Her ascendance signals an upward trajectory for Quinnipiac distance running as a whole. The women’s cross country team won the MAAC title in the fall, and this year’s group promises to be better, one that program director Carolyn Martin calls, “probably the most talented team that we’ve ever had.”

Zaffina is among those leading that charge. She has two years of eligibility remaining in cross country and hopes to use them to reach higher than any Quinnipiac team before.

“Honestly, potentially qualifying for NCAA’s in cross country should be a reasonable goal that we could do if we all work together and have a positive mindset,” she said.

Quinnipiac women’s cross country celebrates winning its first MAAC title since 2015 in Loudonville, New York, on Oct. 29, 2022. (Courtesy of Quinnipiac Athletics)

The top two teams automatically qualify from each of the nine regional championship meets each year, plus an additional 13 teams taken from the outliers. 

The Bobcats finished 12th in a 37-team field in 2022, but placed three in the top 65 and all five runners who scored finished within the top 100. Making that leap would be difficult, but it’s certainly not impossible.

“We have a really compact and deep team right now. They’re all around the same level,” Martin said. “We need a few of them to really step up so we get some what I call ‘low sticks.’ Most of the really good teams in our region have one or two low sticks where they can get a girl in the top-10 in our region. That’s what it’s going to take.”

Each jump in placing, each second off a time puts them that much closer to that goal. And the closer you get, the more reasonable it seems. 

“For me, trying to get to the top five in our region would be a great goal,” Martin said. “And then if you’re top five in the region, you’re in the hunt … we’ve got to go hunt for it, we’ve got to go see what we can do as a team.”

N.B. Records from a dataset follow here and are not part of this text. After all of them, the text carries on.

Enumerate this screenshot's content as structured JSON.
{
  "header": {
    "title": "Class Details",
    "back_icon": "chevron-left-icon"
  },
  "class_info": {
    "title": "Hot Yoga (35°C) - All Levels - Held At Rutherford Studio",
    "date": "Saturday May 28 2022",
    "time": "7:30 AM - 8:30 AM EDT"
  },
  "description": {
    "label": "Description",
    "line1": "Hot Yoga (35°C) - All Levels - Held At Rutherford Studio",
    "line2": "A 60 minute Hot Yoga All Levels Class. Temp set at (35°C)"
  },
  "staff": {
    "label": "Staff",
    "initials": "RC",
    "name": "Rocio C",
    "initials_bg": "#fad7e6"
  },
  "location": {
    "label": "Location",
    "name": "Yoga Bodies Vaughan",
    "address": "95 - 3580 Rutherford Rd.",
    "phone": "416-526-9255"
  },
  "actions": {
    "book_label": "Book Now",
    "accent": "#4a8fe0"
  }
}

But the path toward that hunt is not strictly physical. It doesn’t come down to who can run the most offseason miles or clock the most impressive splits in a workout. As much as running is a physical sport, it’s also mental. And on the biggest stage, that means everything.  

Zaffina knew this — it’s what allowed her to break the school record in the steeplechase (again) at Penn Relays in April and ultimately qualify for the NCAA East Regional. 

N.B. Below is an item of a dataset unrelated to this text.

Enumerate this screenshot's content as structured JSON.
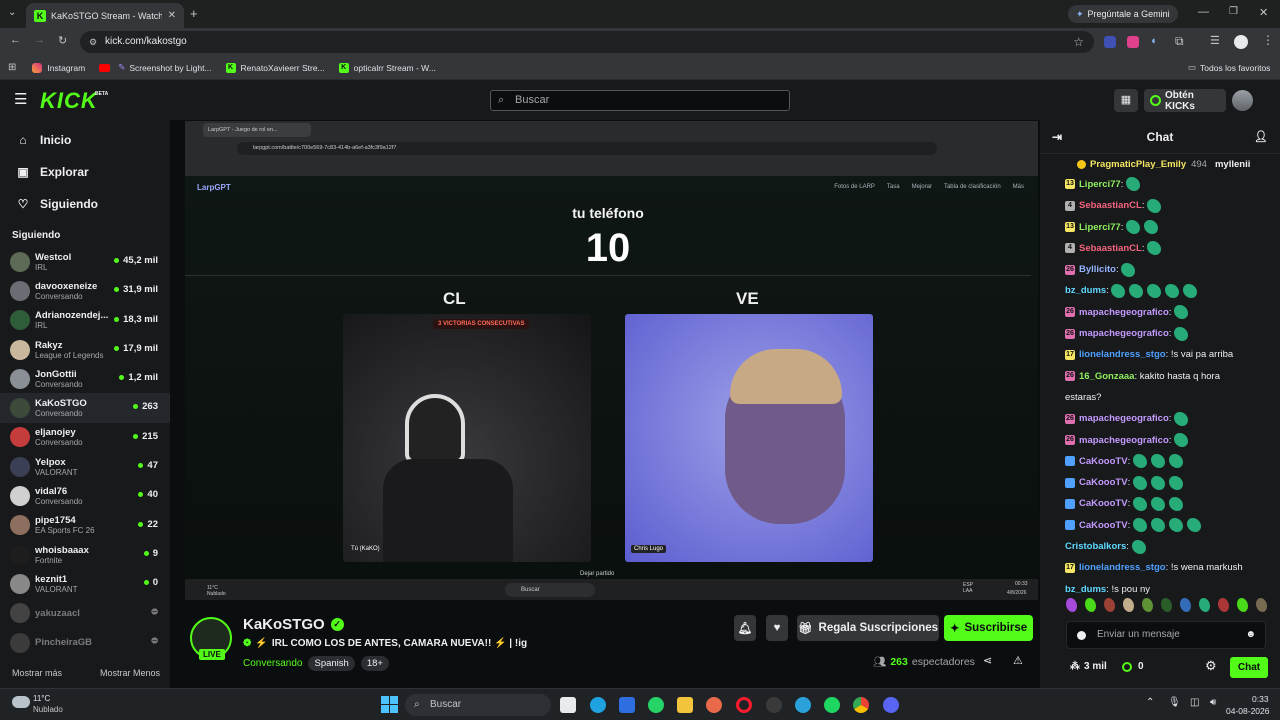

“The year before I had went to Penn and I was so nervous, I was like completely a mess,” Zaffina said.  “I was like, ‘I don’t think I belong here,’ and totally self sabotaging myself just from my mindset … So coming into this year at Penn, I was like, ‘I want to rewrite that story, I don’t want to have those bad memories with this meet.’”

She ran 10:21.22 that day at Franklin Field, dropping her own school record by 11 seconds. A week later and 150 miles west, Zaffina ran 10:43.36 to win the MAAC title in the event, her third straight. 

The common denominator in both those races? Experience. NCAA Regionals was a different story, a new height she had never previously reached. One few Bobcats have. It’s hard to not look around and put the top talent on a pedestal.

“I think the first time you go … you think everyone is so much better than they are,” Martin said. “They’re not superhuman, and it is realistic and you can do it because you got there. And once you’re at that level, anything can happen and anyone can be beaten.”

“I think she realized that once she got out there, and so immediately after the race she was like ‘I could’ve gone harder, I wish I knew,’ and I’m like ‘yeah, that’s what I’ve been trying to tell you,’ but you can’t know until you do it until you’re there competing in the moment. And now I think that’s going to give her that much more fire for next year.” 

Now with that experience in tow, Zaffina has the opportunity to use it going forward, not only to her own benefit, but to her team’s as well. 

“I hope it inspires everyone else to try to do their best and try to get to that level, I want to have friends there, teammates there when I go again,” Zaffina said. “I think we definitely have a lot of girls that are super skilled and deserve to be there.”

And as Martin said: once you’re there, anything can happen.